June 24, 2008 In order to view cells at a high enough magnification to identify cancerous and pre-cancerous growths, doctors currently have to perform biopsy surgery - the invasive removal of cells so they can be examined in a laboratory. But a new Australian endoscope technology is about to remove the need for a biopsy altogether by offering doctors the ability to examine tissue at single-cell and sub-cellular magnification levels as the camera moves through the body. Optiscan's miniature endomicroscope offers up to 1000x magnification as opposed to the 40x magnification of traditional endoscopes, and will greatly speed up the detection and diagnosis of cancerous cells. Read More
— Health and Wellbeing

Optoacoustic Technology for Early Cancer Detection

November 8, 2006 A new and very promising Laser-Ultrasound-Nanotechnology combination that detects malignant breast tumors one-fifth the size found with conventional technology has attracted U.S. Federal funding totalling US$3.8 million. The new federal funding will support Phase II research into breast and prostate cancer detection using laser optoacoustic imaging technology developed by Fairway Medical Technologies. Read More
— Health and Wellbeing

Using three dimensional (3D) computer technology to treat aneurysms

July 31, 2006 Research by Curtin University of Technology’s Discipline of Medical Imaging is set to help surgeons better treat aortic aneurysms in abdominal arteries by using cutting edge three dimensional (3D) computer technology. The project aims to help vascular surgeons improve their treatment skills by increasing their understanding of the 3D relationship between blood vessels, aneurysms and common treatments such as surgery and stent grafts. Read More
— Digital Cameras

The StereoMirror display

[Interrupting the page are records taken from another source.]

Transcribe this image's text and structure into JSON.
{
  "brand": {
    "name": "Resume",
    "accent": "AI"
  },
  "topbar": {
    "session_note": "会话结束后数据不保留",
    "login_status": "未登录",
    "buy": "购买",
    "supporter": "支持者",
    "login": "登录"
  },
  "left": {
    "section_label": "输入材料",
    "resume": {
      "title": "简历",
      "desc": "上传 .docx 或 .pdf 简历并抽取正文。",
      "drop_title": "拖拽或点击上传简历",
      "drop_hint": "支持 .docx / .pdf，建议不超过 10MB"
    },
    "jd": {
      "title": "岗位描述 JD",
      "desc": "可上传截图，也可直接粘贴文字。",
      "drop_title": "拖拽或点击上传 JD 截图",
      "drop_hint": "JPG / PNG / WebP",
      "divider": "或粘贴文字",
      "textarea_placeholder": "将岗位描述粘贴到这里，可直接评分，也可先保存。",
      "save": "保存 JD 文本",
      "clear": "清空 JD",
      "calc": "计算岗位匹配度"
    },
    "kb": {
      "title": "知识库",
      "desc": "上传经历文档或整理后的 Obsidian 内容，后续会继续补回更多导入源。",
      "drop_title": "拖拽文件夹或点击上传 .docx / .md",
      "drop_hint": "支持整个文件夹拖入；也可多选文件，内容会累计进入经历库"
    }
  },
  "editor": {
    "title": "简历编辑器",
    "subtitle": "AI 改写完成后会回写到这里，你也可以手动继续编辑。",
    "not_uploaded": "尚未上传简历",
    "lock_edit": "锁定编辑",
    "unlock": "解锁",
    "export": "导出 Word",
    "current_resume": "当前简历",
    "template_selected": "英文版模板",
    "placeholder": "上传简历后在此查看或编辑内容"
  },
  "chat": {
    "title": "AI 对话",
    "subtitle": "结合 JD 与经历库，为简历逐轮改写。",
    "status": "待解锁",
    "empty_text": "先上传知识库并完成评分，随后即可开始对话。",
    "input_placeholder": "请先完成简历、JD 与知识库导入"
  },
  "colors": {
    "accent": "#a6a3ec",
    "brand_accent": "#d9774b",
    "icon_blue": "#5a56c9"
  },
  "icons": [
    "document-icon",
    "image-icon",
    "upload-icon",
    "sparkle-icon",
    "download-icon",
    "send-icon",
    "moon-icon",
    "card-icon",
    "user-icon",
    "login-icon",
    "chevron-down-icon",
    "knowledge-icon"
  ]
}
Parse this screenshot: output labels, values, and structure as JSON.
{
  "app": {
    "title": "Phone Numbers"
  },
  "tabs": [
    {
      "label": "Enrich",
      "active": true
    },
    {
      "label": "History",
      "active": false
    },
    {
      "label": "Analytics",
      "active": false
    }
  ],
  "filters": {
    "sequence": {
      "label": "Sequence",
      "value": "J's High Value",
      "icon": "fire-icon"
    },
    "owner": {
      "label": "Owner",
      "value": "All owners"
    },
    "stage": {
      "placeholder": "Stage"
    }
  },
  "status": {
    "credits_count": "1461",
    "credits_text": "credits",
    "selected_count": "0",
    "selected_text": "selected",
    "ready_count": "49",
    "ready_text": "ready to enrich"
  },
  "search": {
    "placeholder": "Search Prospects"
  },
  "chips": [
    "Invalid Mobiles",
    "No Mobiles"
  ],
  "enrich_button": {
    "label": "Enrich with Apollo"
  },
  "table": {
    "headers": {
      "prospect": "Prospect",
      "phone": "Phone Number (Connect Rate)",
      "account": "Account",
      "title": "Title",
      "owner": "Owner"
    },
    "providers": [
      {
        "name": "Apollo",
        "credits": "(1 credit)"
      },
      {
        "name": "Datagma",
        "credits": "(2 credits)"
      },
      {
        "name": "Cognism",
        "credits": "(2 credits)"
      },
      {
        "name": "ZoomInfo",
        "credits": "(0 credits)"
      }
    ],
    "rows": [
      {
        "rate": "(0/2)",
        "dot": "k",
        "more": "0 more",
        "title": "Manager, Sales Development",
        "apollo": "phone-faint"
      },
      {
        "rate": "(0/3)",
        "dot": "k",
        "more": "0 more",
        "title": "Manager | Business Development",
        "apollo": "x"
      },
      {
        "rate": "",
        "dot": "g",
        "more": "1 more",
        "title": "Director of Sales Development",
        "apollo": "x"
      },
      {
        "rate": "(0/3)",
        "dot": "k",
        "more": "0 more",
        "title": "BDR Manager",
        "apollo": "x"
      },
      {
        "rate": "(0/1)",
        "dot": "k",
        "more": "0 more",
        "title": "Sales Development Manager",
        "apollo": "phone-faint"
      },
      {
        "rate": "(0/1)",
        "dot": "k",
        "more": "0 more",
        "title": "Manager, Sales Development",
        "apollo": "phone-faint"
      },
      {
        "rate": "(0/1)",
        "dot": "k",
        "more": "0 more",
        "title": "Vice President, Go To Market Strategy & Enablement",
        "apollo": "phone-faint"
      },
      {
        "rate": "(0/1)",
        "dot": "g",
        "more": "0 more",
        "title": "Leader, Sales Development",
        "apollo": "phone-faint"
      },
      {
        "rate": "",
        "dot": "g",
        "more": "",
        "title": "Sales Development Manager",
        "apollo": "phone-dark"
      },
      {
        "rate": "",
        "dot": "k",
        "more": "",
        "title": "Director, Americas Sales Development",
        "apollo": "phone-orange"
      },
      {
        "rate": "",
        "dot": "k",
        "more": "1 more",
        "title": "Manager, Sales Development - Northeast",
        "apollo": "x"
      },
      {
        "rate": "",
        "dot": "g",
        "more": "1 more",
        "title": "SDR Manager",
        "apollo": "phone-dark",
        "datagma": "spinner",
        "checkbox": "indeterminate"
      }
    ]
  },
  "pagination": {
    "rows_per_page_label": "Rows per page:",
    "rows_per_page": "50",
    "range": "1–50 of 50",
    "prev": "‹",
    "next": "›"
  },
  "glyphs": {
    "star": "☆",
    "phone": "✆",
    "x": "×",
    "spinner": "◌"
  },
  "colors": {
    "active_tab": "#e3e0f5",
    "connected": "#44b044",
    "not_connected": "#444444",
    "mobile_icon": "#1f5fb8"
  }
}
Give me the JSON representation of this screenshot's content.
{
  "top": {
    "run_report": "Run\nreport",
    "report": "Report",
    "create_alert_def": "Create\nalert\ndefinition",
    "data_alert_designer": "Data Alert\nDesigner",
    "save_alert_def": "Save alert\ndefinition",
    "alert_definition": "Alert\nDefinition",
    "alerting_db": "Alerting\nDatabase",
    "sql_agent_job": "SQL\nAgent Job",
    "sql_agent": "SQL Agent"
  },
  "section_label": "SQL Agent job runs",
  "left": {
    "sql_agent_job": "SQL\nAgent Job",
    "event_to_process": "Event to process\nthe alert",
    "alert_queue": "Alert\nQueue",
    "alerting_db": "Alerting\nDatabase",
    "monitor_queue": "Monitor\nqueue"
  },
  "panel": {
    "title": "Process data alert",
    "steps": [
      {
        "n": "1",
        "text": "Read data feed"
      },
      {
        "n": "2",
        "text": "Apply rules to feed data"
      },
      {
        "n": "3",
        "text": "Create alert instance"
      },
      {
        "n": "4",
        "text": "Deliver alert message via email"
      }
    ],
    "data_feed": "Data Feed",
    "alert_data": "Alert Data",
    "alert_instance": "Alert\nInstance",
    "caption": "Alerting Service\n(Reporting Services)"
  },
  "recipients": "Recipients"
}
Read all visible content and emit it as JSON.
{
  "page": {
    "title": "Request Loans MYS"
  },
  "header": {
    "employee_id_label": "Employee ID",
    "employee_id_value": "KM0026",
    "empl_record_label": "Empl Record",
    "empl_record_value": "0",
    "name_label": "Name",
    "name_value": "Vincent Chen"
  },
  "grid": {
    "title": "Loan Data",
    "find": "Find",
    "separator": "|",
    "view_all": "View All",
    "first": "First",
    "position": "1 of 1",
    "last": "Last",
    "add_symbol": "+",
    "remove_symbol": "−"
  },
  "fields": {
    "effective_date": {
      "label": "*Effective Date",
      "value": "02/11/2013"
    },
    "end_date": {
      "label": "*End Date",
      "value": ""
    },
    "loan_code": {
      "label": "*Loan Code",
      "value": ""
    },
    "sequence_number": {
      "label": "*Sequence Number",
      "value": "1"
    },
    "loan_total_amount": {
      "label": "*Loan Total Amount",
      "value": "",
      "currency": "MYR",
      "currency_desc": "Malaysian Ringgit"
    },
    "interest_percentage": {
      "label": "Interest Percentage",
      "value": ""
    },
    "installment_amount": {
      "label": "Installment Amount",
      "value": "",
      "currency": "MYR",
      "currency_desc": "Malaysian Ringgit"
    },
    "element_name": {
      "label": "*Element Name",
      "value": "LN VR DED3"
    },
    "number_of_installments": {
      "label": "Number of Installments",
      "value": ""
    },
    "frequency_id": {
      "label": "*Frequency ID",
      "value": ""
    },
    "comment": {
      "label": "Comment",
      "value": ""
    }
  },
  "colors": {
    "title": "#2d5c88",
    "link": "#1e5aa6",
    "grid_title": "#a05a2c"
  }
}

September 14, 2005 Constituting the very latest in stereoscopic 3D technology is the SD1710 from Planar Systems. Designed to address imaging applications in geospatial intelligence and photogrammetry where geoscientists, cartographers, engineers, image analysts and environmental planners need 3D viewing to discern depth in the imagery and interpret spatial details, the SD1710 features crisp stereo imaging, comfortable viewing and dual use as a standard 2D monitor. Planar's SD1710 provides a new dimension of digital image quality and user comfort for those who need to accurately map terrain, monitor erosion, design mass transit systems, identify boundaries, plan missions and investigate habitats. Read More